A South Mississippi native, Kosturock graduated from Harrison Central High School and went on to earn a bachelor’s and master’s degree in aerospace engineering from Mississippi State University. While at MSU, she worked part time as an unmanned aerial vehicle (UAV) pilot, helping to collect data for the Southeast River Forecast Center.

“I grew up not knowing what I wanted to do when I grow up, and happenstance allowed me the stepping stones for an aviation career, so I took it and ran with it,” Kosturock says. “I owe much of this to Mark Stevens, retired Lt. Col. navigator from the Hurricane Hunters, as he taught me how to fly.”

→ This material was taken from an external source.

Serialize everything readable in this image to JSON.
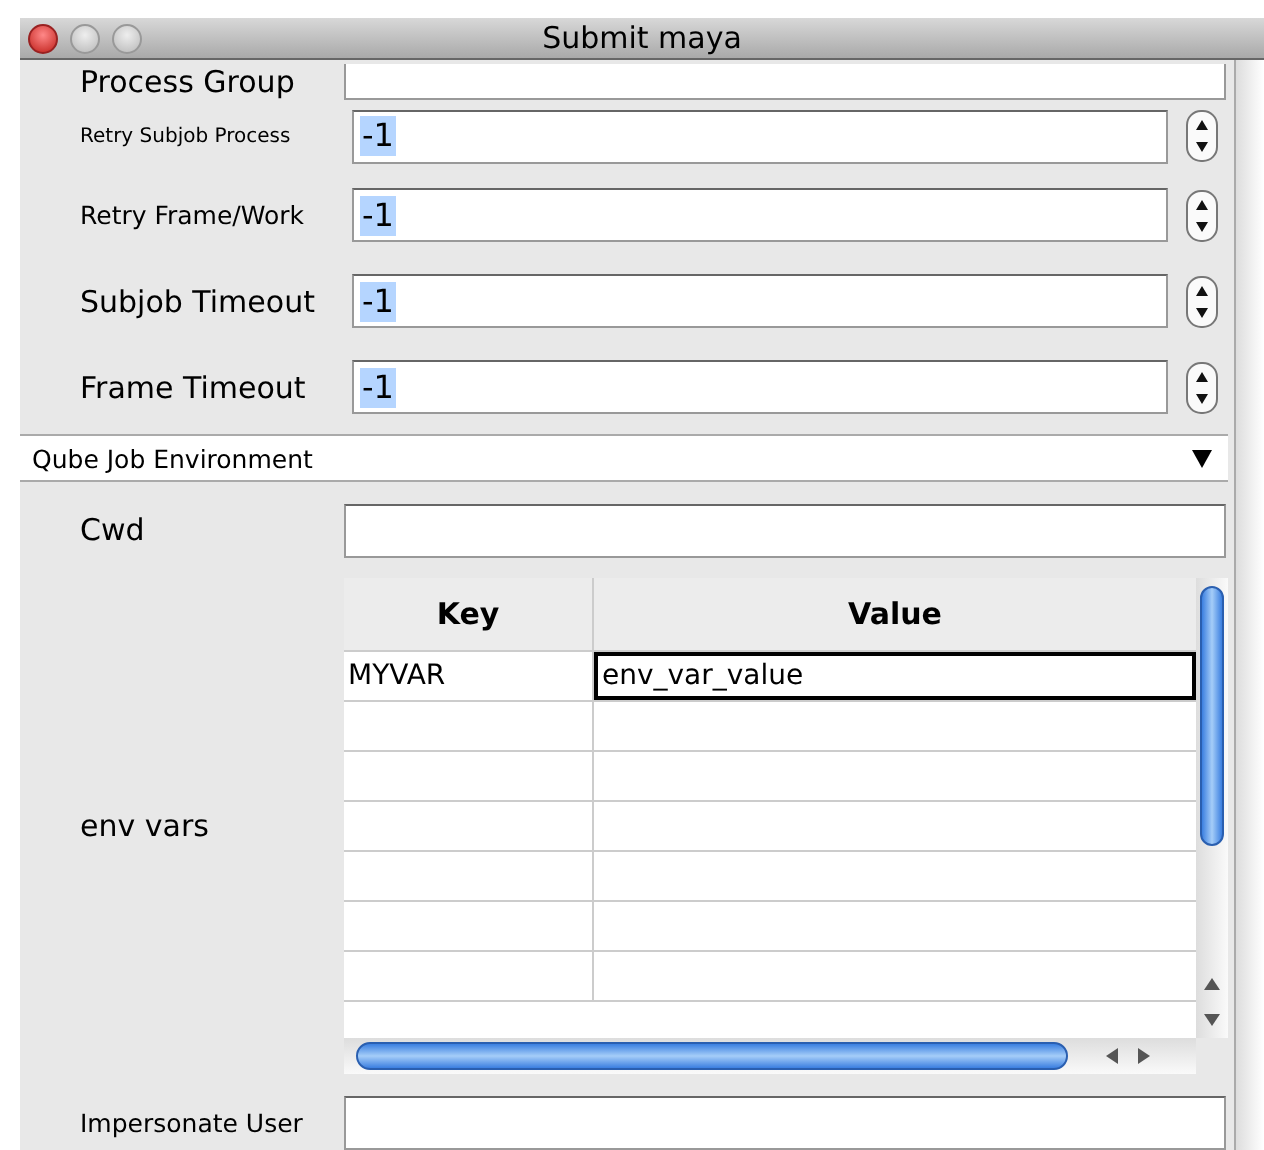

She took one of her first flights at Shade Tree airport in Gulfport and now has a full-time job at Eglin Air Force Base as a test and evaluation engineer, in addition to her part-time role as a reservist with the Hurricane Hunters.

Ashley Kosturock and Mark Stevens, retied Lt. Col. navigator from the Hurricane Hunters

“It may not be for everyone, but if you appreciate the data we provide, have an affinity for the beauty of weather and enjoy unexpected boosts of adrenaline, then (it’s) a great profession to train toward.”


When Kosturock interacts with the public as a member of the 53rd, she often receives the same question: “Y’all fly over the storm and not through it, right?”

In fact, the unit’s C-130J pilots pass directly through a hurricane at an altitude of 10,000 feet or lower.

“This allows us to deploy dropsondes (data-collecting weather devices), which capture pertinent data all the way to the water’s surface,” Kosturock explains.

Each storm is unique, she adds, “which is ultimately why we are there — to investigate what is happening … .” A Low Power Color Radar onboard allows the crew to visualize what they can expect to fly through.

“The bumps are unpredictable, which can definitely create a pucker factor sometimes,” Kosturock says, “but we are disciplined with checklists and training, following guidance and expertise gained over the years and passed down from our predecessors.”


The 2024 hurricane season kicked off on June 1, but preparation for storm operations began well in advance. All forecasts are calling for an especially active season this year, thanks to near-record high temperatures in the Atlantic Ocean and the development of La Nina conditions, which provide less wind shear to break up developing storms.

Whatever the season brings, the 53rd is ready — manned by full-timers and traditional reservists like Kosturock who augment as needed.

“As unpredictable as the weather can be, and hurricanes are for that matter, the full-time folks inevitably will take a brunt of the work during storm season, often leaving during holidays and being gone from their families for weeks at a time,” she says. “So, when you hear of a possible active season or see it in action, kudos to them for the ‘round-the-clock’ manpower they put into making storm flights happen. They’re busy and tired, but they’re executing an extremely unique and important mission.”


Kosturock’s longest storm flight to date clocks in at just over 11 hours — a grueling day by any measure. Missions can be taxing — even more so if a storm creates an uncomfortably bumpy ride.

Nonetheless, Kosturock wouldn’t have it any other way. There is always room for personal growth, she says, and as a relative newbie to the unit, having flown her first season in 2022, she’s continually learning and pushing herself to be better.

“It may not be for everyone,” she admits, “but if you appreciate the data we provide, have an affinity for the beauty of weather and enjoy unexpected boosts of adrenaline, then (it’s) a great profession to train toward.”

Leave a Reply

Your email address will not be published. Required fields are marked *